What is diabetes mellitus and what causes it?
Diabetes mellitus is caused by an absolute or relative deficiency of insulin. Animals with an absolute or relative deficiency of insulin are called diabetics.

>Insulin deficiency can develop for different reasons:

I have heard about diabetes insipidus, is that the same as diabetes mellitus?
No. Diabetes insipidus, also known as “water diabetes” is caused when large amounts of dilute urine are produced. It is a far less common condition than diabetes mellitus. Diabetes insipidus is caused by problems in part of the brain or in the kidneys. There is no glucose present in the urine of animals with diabetes insipidus.

What signs do dogs with diabetes typically show?
The most common symptoms of diabetes mellitus are:

What do the terms polyuria, polydipsia and polyphagia mean?

How is diabetes diagnosed?
Your veterinarian will measure your dog’s blood glucose and test your dog’s urine for the presence of glucose and ketones.

Persistently high blood glucose levels along with glucose in the urine usually mean that your dog has diabetes mellitus.

Are all dogs susceptible to diabetes?
Dogs and of all ages can get diabetes. Diabetes most typically occurs in middle aged to older dogs.


What other problems can be associated with diabetes?
Problems associated with diabetes are generally seen in long standing cases, these include cataracts in dogs.


What other diseases have the same signs as diabetes?
Dogs with diabetes mellitus drink and urinate a lot. They may also have a good or increased appetite but usually lose rather than gain weight. Other common diseases where some or all or some of these are also seen include:

To reach a definitive diagnosis of diabetes mellitus your veterinarian will test your dog’s blood glucose concentrations and for the presence of urine glucose and ketones.


What is the expected life span of a diabetic dog?
With dedication, the correct treatment, lifestyle and adequate monitoring a diabetic dog should have the same expected life span as a non-diabetic dog.

Can I still use a vial of insulin if it freezes?
No. freezing will damage the insulin molecules and reduce the efficacy of the product. If a vial of insulin accidentally freezes in the fridge, it should be discarded and a new vial should be used.

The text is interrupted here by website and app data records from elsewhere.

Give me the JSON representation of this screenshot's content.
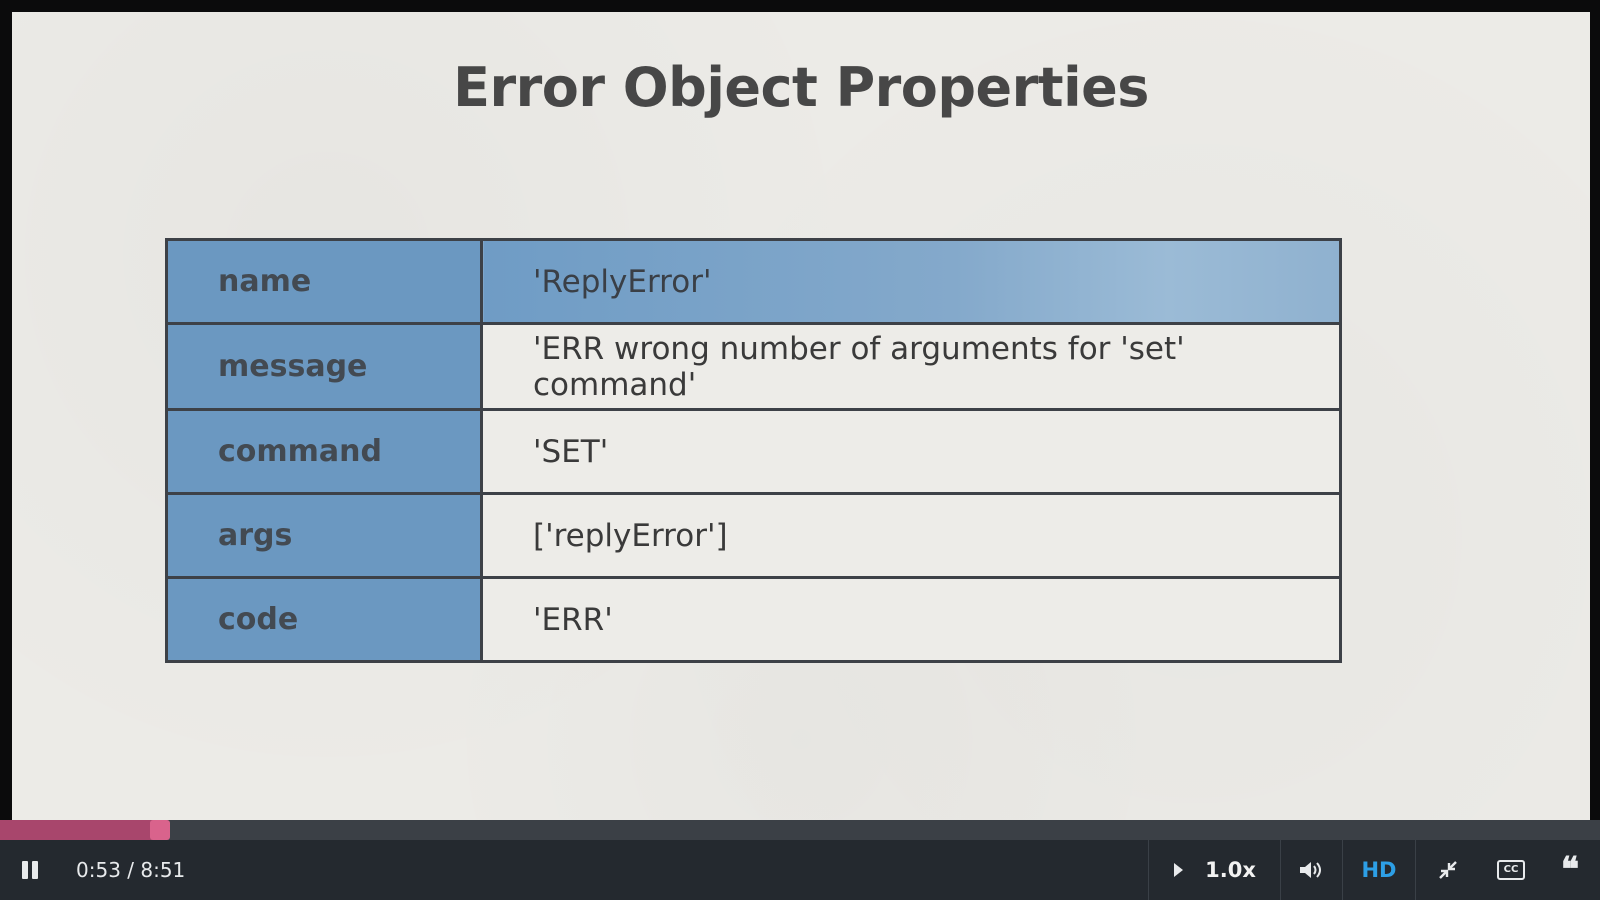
{
  "slide": {
    "title": "Error Object Properties",
    "table": [
      {
        "key": "name",
        "value": "'ReplyError'"
      },
      {
        "key": "message",
        "value": "'ERR wrong number of arguments for 'set' command'"
      },
      {
        "key": "command",
        "value": "'SET'"
      },
      {
        "key": "args",
        "value": "['replyError']"
      },
      {
        "key": "code",
        "value": "'ERR'"
      }
    ]
  },
  "player": {
    "progress_fraction": 0.1,
    "time_display": "0:53 / 8:51",
    "speed_label": "1.0x",
    "hd_label": "HD",
    "cc_label": "CC",
    "icons": [
      "pause-icon",
      "play-icon",
      "volume-icon",
      "exit-fullscreen-icon",
      "closed-captions-icon",
      "quote-icon"
    ],
    "colors": {
      "progress_fill": "#a8466c",
      "progress_handle": "#d9638c",
      "hd_accent": "#2d9fe6",
      "key_cell": "#6b98c1"
    }
  }
}
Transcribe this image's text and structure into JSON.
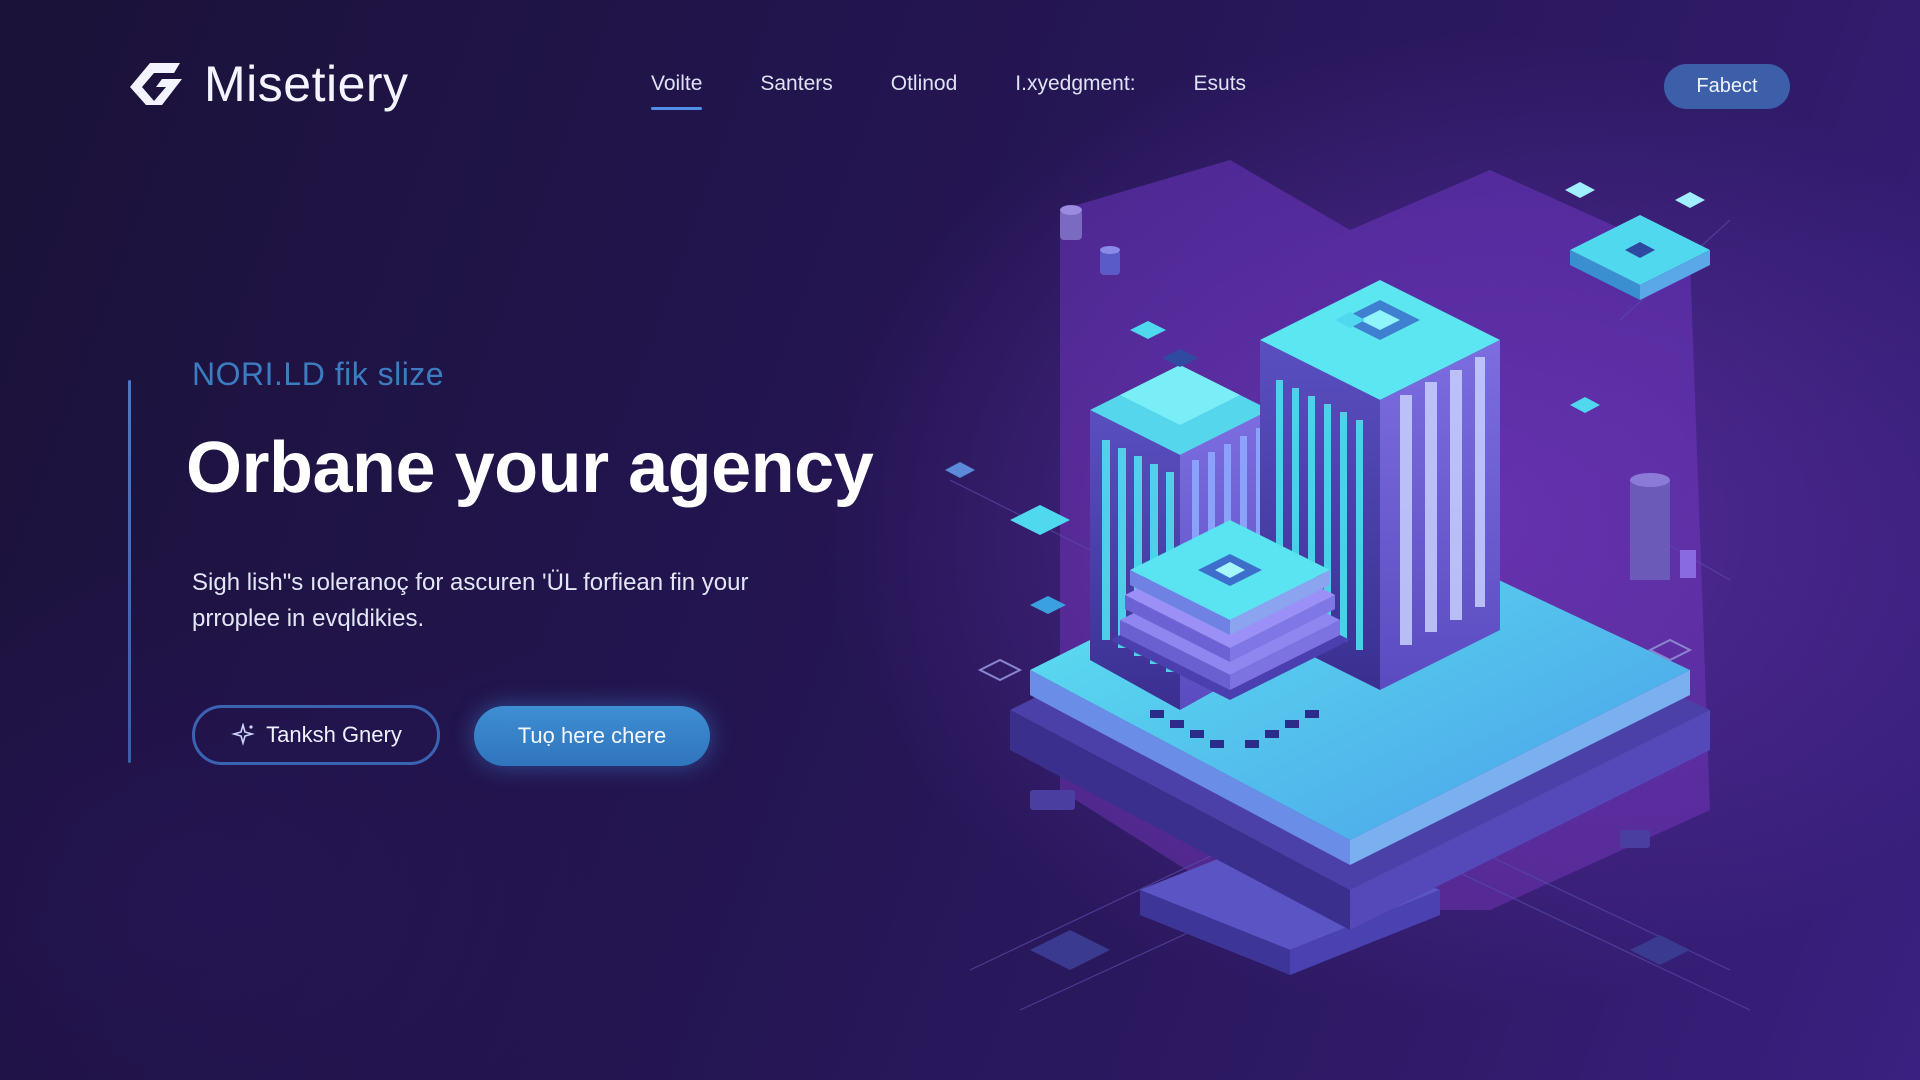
{
  "header": {
    "brand": "Misetiery",
    "nav": [
      {
        "label": "Voilte",
        "active": true
      },
      {
        "label": "Santers",
        "active": false
      },
      {
        "label": "Otlinod",
        "active": false
      },
      {
        "label": "I.xyedgment:",
        "active": false
      },
      {
        "label": "Esuts",
        "active": false
      }
    ],
    "cta": "Fabect"
  },
  "hero": {
    "eyebrow": "NORI.LD fik slize",
    "title": "Orbane your agency",
    "description_line1": "Sigh lish\"s ıoleranoç for ascuren 'ÜL forfiean fin your",
    "description_line2": "prroplee in evqldikies.",
    "primary_button": "Tanksh Gnery",
    "secondary_button": "Tuọ here chere"
  },
  "colors": {
    "accent": "#4f8fe8",
    "button_blue": "#3f8ed3",
    "cyan": "#4fe0f0",
    "purple": "#7a3fc8"
  },
  "icons": {
    "logo": "brand-mark-icon",
    "outline_button_icon": "sparkle-icon"
  }
}
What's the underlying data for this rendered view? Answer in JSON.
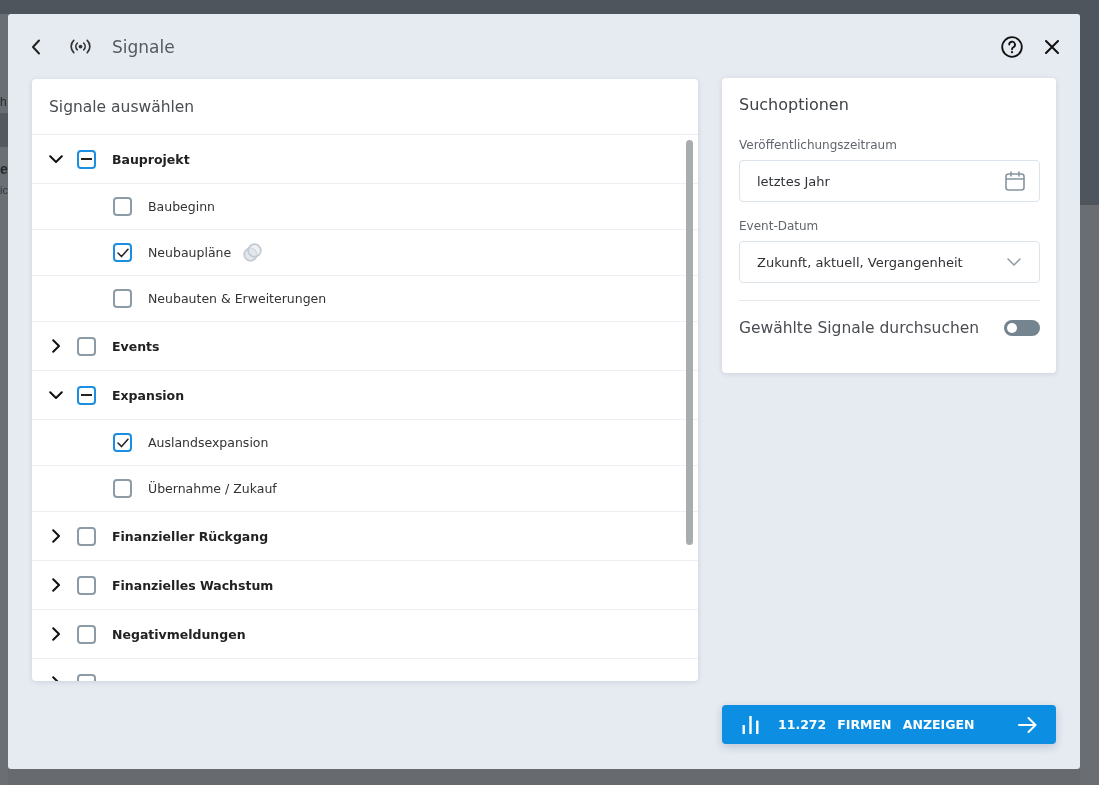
{
  "window": {
    "title": "Signale"
  },
  "backdrop": {
    "texts": [
      "h",
      "e",
      "ic"
    ]
  },
  "signals_panel": {
    "title": "Signale auswählen",
    "groups": [
      {
        "label": "Bauprojekt",
        "expanded": true,
        "checked": false,
        "indeterminate": true,
        "children": [
          {
            "label": "Baubeginn",
            "checked": false,
            "linked": false
          },
          {
            "label": "Neubaupläne",
            "checked": true,
            "linked": true
          },
          {
            "label": "Neubauten & Erweiterungen",
            "checked": false,
            "linked": false
          }
        ]
      },
      {
        "label": "Events",
        "expanded": false,
        "checked": false,
        "indeterminate": false
      },
      {
        "label": "Expansion",
        "expanded": true,
        "checked": false,
        "indeterminate": true,
        "children": [
          {
            "label": "Auslandsexpansion",
            "checked": true,
            "linked": false
          },
          {
            "label": "Übernahme / Zukauf",
            "checked": false,
            "linked": false
          }
        ]
      },
      {
        "label": "Finanzieller Rückgang",
        "expanded": false,
        "checked": false,
        "indeterminate": false
      },
      {
        "label": "Finanzielles Wachstum",
        "expanded": false,
        "checked": false,
        "indeterminate": false
      },
      {
        "label": "Negativmeldungen",
        "expanded": false,
        "checked": false,
        "indeterminate": false
      },
      {
        "expanded": false,
        "checked": false,
        "indeterminate": false
      }
    ]
  },
  "search_options": {
    "title": "Suchoptionen",
    "fields": [
      {
        "kind": "date",
        "label": "Veröffentlichungszeitraum",
        "value": "letztes Jahr"
      },
      {
        "kind": "select",
        "label": "Event-Datum",
        "value": "Zukunft, aktuell, Vergangenheit"
      }
    ],
    "toggle": {
      "label": "Gewählte Signale durchsuchen",
      "on": false
    }
  },
  "show_button": {
    "count": "11.272",
    "label": "FIRMEN ANZEIGEN"
  }
}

What should insulin look like?
Insulin is a mixture of two different types of insulin. Normally, after gentle mixing (invert (upend) the bottle several times), Insulin will appear uniformly clear to slightly cloudy and should not have lumps or flakes floating in it. If you see clumps or flakes floating in the vial after you have resuspended the product, do not use it.

A small white ring of sediment may be seen in the neck of some vials of insulin. The ring of sediment forms when the product has not been kept stored continuously in an upright position. A small ring of dried out insulin does not affect the quality of the product. Insulin should be stored refrigerated and in an upright position.

Always check on the appearance of the insulin before using it!

How long can I keep and use a bottle of insulin after the first dose has been withdrawn?

Insulin should be stored in a refrigerator and not frozen. It is usually advised that any pharmaceutical product should be disposed of around one month after opening.

What must I do if I know that I missed part of an injection?
Do not try to top up the insulin dose. It is best to leave your pet until the next insulin dose is required and then continue as normal. A brief period of high blood sugar (hyperglycaemia) due to too low an insulin dose is not as serious or as dangerous as the possibility of causing low blood sugar (hypoglycaemia) by topping up with too much insulin.

What should I do if I have or think I have given too much insulin?
Contact your veterinarian and explain the situation.

Monitor your dog carefully for signs of low blood sugar (hypoglycaemia):

If you see any of these signs try to encourage your dog to eat a small meal or if this fails rub some glucose solution or honey on your pet’s gums.
Read more under emergencies.

What should I do if I think that my pet has very low blood sugar (hypoglycaemia)?
The following signs may indicate hypoglycaemia:

If you see any of these signs try to encourage your dog to eat a small meal or if this fails rub some glucose solution or honey on your pet’s gums.
Read more under emergencies.

Should my diabetic dog still receive annual vaccinations?
It is perfectly safe for your diabetic pet to receive their annual vaccinations. In fact, this annual check up also gives your veterinarian a good opportunity to give your pet a complete check up. By keeping your diabetic pet healthy, there will be fewer fluctuations in its insulin requirements.

Is it safe for a dog with diabetes mellitus to receive a general anaesthetic?
Normally animals need to have an empty stomach before they are anaesthetized. A diabetic pet that has not been fed needs far less insulin. Your veteriinarian will advise you how much insulin to give your pet before it is admitted or may wish to administer a reduced dose of insulin for you. Usually a diabetic pet is administered intravenous fluid therapy during an anaesthesia. This is a means of giving fluid to the animal when it cannot drink itself. Apart from needing a reduced amount of insulin and fluid therapy (which is also given to some non-diabetic animals undergoing anesthesia), your diabetic dog is not at any additional risk from anaesthesia than a normal dog of the same age.